### Exercise directions
Lines where the string "yapılacak" appears are to be copied from the entries below.

Records excerpted from a collection

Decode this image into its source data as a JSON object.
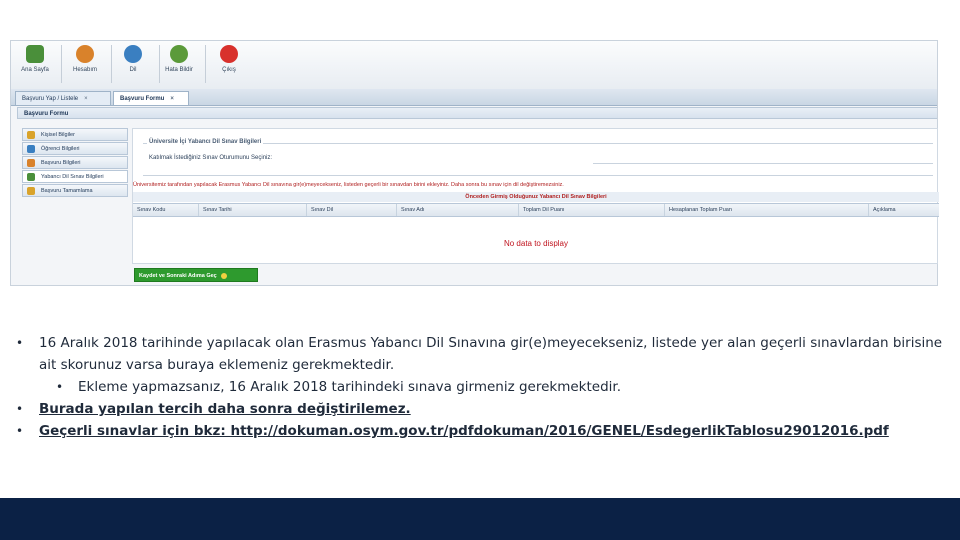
{
  "toolbar": {
    "buttons": [
      {
        "label": "Ana Sayfa",
        "icon": "home-icon",
        "color": "#4a8f3a"
      },
      {
        "label": "Hesabım",
        "icon": "user-icon",
        "color": "#d9822b"
      },
      {
        "label": "Dil",
        "icon": "globe-icon",
        "color": "#3a7fc1"
      },
      {
        "label": "Hata Bildir",
        "icon": "bug-icon",
        "color": "#5b9a3a"
      },
      {
        "label": "Çıkış",
        "icon": "exit-icon",
        "color": "#d8312c"
      }
    ]
  },
  "tabs": [
    {
      "label": "Başvuru Yap / Listele",
      "close": "×"
    },
    {
      "label": "Başvuru Formu",
      "close": "×"
    }
  ],
  "panel": {
    "title": "Başvuru Formu"
  },
  "nav": {
    "items": [
      {
        "label": "Kişisel Bilgiler",
        "color": "#d9a32b"
      },
      {
        "label": "Öğrenci Bilgileri",
        "color": "#3a7fc1"
      },
      {
        "label": "Başvuru Bilgileri",
        "color": "#d9822b"
      },
      {
        "label": "Yabancı Dil Sınav Bilgileri",
        "color": "#4a8f3a"
      },
      {
        "label": "Başvuru Tamamlama",
        "color": "#d9a32b"
      }
    ]
  },
  "form": {
    "fieldset_legend": "Üniversite İçi Yabancı Dil Sınav Bilgileri",
    "field_label": "Katılmak İstediğiniz Sınav Oturumunu Seçiniz:",
    "info_text": "Üniversitemiz tarafından yapılacak Erasmus Yabancı Dil sınavına gir(e)meyecekseniz, listeden geçerli bir sınavdan birini ekleyiniz. Daha sonra bu sınav için dil değiştiremezsiniz.",
    "grid_title": "Önceden Girmiş Olduğunuz Yabancı Dil Sınav Bilgileri",
    "columns": [
      "Sınav Kodu",
      "Sınav Tarihi",
      "Sınav Dil",
      "Sınav Adı",
      "Toplam Dil Puanı",
      "Hesaplanan Toplam Puan",
      "Açıklama"
    ],
    "no_data": "No data to display",
    "save_button": "Kaydet ve Sonraki Adıma Geç"
  },
  "bullets": {
    "b1": "16 Aralık 2018 tarihinde yapılacak olan Erasmus Yabancı Dil Sınavına gir(e)meyecekseniz, listede yer alan geçerli sınavlardan birisine ait skorunuz varsa buraya eklemeniz gerekmektedir.",
    "b1_sub": "Ekleme yapmazsanız, 16 Aralık 2018 tarihindeki sınava girmeniz gerekmektedir.",
    "b2": "Burada yapılan tercih daha sonra değiştirilemez.",
    "b3_prefix": "Geçerli sınavlar için bkz: ",
    "b3_link": "http://dokuman.osym.gov.tr/pdfdokuman/2016/GENEL/EsdegerlikTablosu29012016.pdf"
  },
  "colors": {
    "footer": "#0b2145",
    "accent_line": "#c4a64c",
    "error_text": "#c0141e",
    "save_button": "#2e9a2e"
  }
}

### Exercise response
    "info_text": "Üniversitemiz tarafından yapılacak Erasmus Yabancı Dil sınavına gir(e)meyecekseniz, listeden geçerli bir sınavdan birini ekleyiniz. Daha sonra bu sınav için dil değiştiremezsiniz.",
    "b1": "16 Aralık 2018 tarihinde yapılacak olan Erasmus Yabancı Dil Sınavına gir(e)meyecekseniz, listede yer alan geçerli sınavlardan birisine ait skorunuz varsa buraya eklemeniz gerekmektedir.",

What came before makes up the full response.